[Problem description] Do any lines in the data below contain "grip"? If so, copy every one of them.

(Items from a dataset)
····················

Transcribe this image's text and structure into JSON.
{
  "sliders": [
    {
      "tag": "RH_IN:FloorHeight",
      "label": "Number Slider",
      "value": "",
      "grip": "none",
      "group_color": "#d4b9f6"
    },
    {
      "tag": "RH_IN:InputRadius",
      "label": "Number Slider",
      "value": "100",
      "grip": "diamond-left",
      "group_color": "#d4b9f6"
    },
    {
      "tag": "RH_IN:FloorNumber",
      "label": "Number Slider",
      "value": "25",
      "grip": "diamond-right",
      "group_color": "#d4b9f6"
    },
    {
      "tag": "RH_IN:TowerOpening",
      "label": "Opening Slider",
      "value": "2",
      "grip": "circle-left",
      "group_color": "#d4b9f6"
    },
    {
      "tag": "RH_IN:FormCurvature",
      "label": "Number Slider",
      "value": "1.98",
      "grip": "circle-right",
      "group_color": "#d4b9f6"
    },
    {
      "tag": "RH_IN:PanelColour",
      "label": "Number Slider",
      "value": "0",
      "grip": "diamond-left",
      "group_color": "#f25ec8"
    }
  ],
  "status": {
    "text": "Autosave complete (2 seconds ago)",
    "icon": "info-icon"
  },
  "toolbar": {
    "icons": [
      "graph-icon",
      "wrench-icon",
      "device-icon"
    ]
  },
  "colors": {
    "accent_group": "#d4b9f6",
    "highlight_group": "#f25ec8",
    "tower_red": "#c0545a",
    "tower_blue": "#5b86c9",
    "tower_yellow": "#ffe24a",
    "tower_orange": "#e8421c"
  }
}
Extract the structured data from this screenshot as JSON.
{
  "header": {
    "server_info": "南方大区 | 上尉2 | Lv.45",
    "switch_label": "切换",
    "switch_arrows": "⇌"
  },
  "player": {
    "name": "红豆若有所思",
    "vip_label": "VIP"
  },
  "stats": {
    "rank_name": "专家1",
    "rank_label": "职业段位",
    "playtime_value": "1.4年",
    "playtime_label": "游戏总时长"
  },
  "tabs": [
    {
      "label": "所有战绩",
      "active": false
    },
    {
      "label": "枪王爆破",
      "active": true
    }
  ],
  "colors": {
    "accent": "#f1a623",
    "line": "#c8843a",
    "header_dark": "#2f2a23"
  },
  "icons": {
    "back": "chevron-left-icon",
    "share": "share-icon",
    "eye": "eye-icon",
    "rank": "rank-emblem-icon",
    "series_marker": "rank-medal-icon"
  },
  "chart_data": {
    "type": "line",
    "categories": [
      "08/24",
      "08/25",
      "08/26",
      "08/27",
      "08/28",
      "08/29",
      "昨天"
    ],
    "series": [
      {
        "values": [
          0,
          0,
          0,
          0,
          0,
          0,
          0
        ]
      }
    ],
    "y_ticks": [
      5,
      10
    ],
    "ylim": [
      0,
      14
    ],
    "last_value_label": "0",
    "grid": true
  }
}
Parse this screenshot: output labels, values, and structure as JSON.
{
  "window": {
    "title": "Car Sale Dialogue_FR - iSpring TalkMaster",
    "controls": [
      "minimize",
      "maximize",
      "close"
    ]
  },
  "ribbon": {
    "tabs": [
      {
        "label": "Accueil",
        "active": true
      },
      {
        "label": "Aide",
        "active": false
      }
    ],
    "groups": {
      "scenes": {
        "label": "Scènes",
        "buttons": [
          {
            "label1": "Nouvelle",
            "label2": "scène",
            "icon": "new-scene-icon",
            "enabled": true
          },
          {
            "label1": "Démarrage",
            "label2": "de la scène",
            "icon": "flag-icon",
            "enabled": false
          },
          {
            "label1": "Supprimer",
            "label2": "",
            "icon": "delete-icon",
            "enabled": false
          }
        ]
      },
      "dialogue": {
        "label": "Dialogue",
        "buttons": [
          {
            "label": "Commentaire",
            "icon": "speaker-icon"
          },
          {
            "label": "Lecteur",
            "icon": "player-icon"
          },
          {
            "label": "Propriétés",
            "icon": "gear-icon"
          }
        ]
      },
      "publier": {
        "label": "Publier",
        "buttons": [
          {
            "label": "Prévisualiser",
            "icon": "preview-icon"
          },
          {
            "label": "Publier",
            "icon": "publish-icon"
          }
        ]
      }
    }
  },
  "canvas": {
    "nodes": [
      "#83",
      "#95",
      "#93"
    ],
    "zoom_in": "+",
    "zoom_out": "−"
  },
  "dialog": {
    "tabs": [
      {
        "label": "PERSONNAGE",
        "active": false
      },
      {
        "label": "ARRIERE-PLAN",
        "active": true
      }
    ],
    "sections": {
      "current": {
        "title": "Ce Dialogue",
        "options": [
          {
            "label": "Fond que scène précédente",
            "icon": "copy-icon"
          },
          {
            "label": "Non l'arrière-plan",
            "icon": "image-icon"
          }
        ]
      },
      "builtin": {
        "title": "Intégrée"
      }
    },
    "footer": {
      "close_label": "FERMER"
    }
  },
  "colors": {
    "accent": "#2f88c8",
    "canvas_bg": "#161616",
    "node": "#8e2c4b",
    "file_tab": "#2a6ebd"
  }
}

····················

[Your solution]
      "grip": "none",
      "grip": "diamond-left",
      "grip": "diamond-right",
      "grip": "circle-left",
      "grip": "circle-right",
      "grip": "diamond-left",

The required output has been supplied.